WHAT IS REQUIRED — In the data below, find every line with the word "screenshot" and copy it out.

EXTRACTED MATERIAL —

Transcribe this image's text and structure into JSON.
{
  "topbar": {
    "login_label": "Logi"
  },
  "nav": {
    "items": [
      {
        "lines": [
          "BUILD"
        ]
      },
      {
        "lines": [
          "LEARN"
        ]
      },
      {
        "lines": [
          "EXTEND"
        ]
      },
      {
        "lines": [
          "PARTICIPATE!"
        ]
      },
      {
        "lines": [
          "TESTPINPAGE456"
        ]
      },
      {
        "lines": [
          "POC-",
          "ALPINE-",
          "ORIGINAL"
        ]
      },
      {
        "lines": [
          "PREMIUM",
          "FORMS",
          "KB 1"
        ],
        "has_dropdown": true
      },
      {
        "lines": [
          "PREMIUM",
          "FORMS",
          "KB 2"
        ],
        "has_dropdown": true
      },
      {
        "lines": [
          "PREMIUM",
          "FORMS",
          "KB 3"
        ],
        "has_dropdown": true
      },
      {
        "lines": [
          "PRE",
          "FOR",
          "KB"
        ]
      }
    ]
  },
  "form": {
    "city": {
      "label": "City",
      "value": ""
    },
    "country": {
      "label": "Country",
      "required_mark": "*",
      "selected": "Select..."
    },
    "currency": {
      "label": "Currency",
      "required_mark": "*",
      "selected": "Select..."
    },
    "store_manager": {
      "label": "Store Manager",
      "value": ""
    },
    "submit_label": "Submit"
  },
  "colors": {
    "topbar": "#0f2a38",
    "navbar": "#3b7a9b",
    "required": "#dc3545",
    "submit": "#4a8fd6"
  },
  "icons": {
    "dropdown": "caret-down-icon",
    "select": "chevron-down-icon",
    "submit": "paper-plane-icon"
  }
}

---

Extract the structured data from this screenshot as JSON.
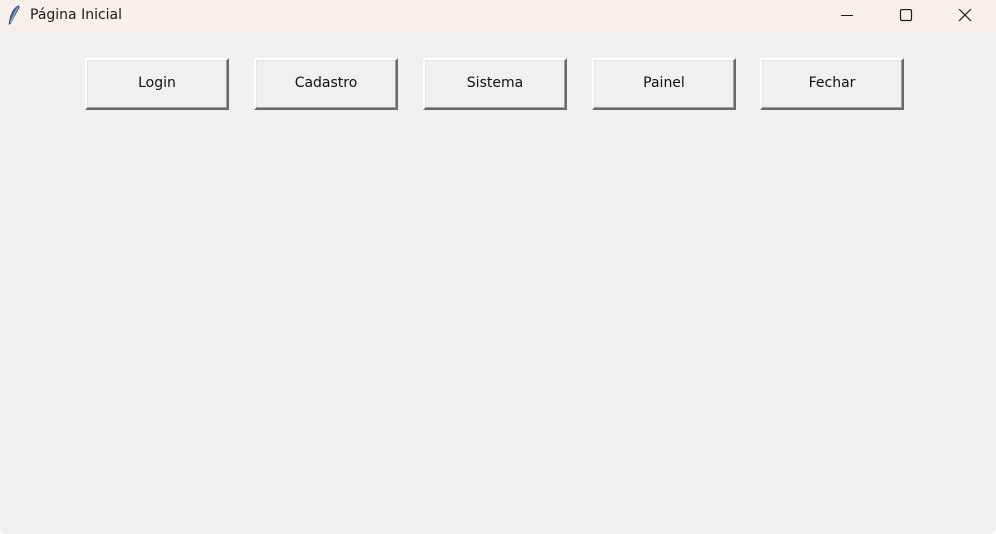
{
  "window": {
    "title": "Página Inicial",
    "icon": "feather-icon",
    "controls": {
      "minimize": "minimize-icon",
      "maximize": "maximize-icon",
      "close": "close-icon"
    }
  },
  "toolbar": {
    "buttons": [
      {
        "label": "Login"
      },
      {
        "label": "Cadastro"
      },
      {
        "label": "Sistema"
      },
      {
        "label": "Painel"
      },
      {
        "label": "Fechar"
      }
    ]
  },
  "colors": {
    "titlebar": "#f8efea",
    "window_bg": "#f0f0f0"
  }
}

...

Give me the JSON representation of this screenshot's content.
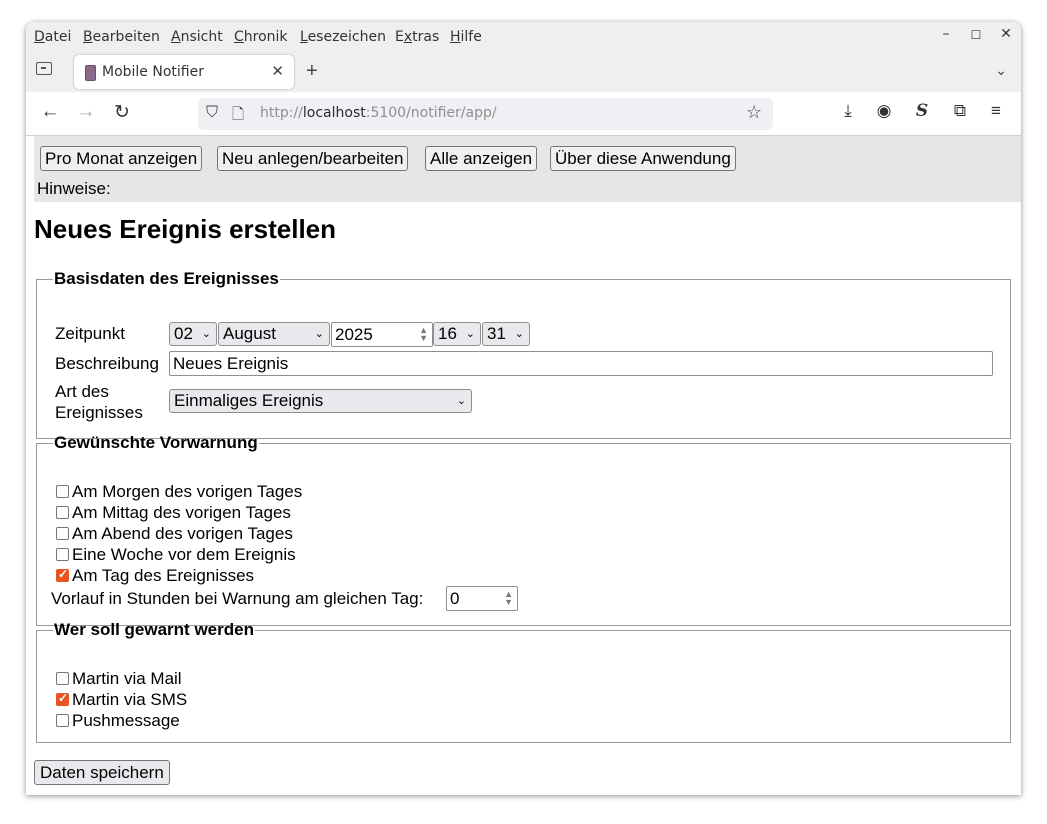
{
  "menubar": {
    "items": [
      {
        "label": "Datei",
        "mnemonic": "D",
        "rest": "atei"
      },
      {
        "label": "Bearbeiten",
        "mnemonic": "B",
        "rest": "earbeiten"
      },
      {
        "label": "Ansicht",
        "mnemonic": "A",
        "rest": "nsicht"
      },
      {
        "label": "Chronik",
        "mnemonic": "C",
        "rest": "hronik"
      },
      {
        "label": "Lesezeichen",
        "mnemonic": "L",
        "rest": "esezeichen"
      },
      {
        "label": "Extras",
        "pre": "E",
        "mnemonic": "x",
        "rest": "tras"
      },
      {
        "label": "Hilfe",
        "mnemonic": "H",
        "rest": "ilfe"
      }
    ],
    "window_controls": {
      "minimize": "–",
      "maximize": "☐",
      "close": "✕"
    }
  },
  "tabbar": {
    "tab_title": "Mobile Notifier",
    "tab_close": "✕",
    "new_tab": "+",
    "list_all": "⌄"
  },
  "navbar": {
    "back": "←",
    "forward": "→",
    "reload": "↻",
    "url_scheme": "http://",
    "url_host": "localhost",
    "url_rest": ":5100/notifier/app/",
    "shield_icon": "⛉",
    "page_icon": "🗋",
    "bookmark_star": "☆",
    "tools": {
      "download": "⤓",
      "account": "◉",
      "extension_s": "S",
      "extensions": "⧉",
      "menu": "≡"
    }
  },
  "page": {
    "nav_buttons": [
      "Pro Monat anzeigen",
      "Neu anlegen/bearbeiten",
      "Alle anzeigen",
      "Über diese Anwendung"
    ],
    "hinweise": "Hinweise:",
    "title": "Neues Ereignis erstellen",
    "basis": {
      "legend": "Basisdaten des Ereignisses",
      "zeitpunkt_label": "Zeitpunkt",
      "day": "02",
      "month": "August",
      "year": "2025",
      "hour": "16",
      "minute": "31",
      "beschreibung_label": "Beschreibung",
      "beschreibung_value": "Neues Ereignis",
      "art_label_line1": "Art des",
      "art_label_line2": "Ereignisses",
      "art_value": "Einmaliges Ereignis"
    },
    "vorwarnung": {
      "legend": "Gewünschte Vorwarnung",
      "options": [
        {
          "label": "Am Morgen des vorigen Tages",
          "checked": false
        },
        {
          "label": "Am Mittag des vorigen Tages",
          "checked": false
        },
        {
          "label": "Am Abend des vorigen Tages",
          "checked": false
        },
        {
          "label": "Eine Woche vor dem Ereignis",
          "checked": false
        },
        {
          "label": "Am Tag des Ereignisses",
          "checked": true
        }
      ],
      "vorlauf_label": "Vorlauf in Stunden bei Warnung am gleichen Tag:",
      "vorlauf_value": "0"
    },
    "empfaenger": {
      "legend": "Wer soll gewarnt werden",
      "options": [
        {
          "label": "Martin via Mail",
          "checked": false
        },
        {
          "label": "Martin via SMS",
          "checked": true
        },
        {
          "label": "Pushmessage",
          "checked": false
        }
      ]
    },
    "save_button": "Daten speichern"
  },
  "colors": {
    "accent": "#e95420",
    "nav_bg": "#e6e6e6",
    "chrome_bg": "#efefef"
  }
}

RESPONSE AREA —
Extract the structured data from this screenshot as JSON.
Give me the JSON representation of this screenshot's content.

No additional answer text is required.